» Exercise inputs
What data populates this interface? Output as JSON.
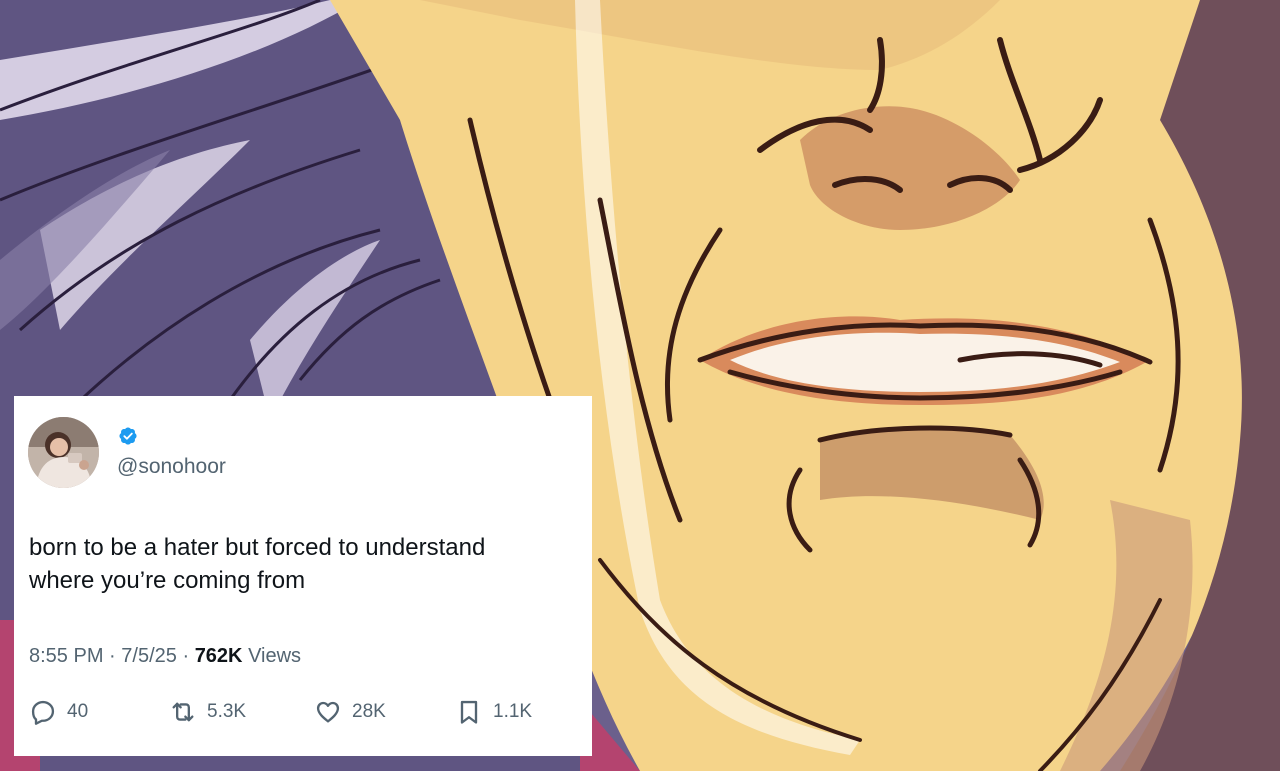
{
  "tweet": {
    "handle": "@sonohoor",
    "verified": true,
    "text_lines": [
      "born to be a hater but forced to understand",
      "where you’re coming from"
    ],
    "time": "8:55 PM",
    "date": "7/5/25",
    "separator": "·",
    "views_count": "762K",
    "views_label": "Views",
    "actions": {
      "replies": "40",
      "reposts": "5.3K",
      "likes": "28K",
      "bookmarks": "1.1K"
    }
  },
  "colors": {
    "badge": "#1d9bf0",
    "text": "#0f1419",
    "muted": "#536471",
    "skin": "#f6d58b",
    "hair": "#6b608c",
    "outline": "#4a2418"
  },
  "icons": [
    "verified-badge-icon",
    "reply-icon",
    "repost-icon",
    "like-icon",
    "bookmark-icon"
  ]
}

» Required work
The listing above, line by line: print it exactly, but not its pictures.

» Solution for this exercise
What data populates this interface? Output as JSON.
{
  "tweet": {
    "handle": "@sonohoor",
    "verified": true,
    "text_lines": [
      "born to be a hater but forced to understand",
      "where you’re coming from"
    ],
    "time": "8:55 PM",
    "date": "7/5/25",
    "separator": "·",
    "views_count": "762K",
    "views_label": "Views",
    "actions": {
      "replies": "40",
      "reposts": "5.3K",
      "likes": "28K",
      "bookmarks": "1.1K"
    }
  },
  "colors": {
    "badge": "#1d9bf0",
    "text": "#0f1419",
    "muted": "#536471",
    "skin": "#f6d58b",
    "hair": "#6b608c",
    "outline": "#4a2418"
  },
  "icons": [
    "verified-badge-icon",
    "reply-icon",
    "repost-icon",
    "like-icon",
    "bookmark-icon"
  ]
}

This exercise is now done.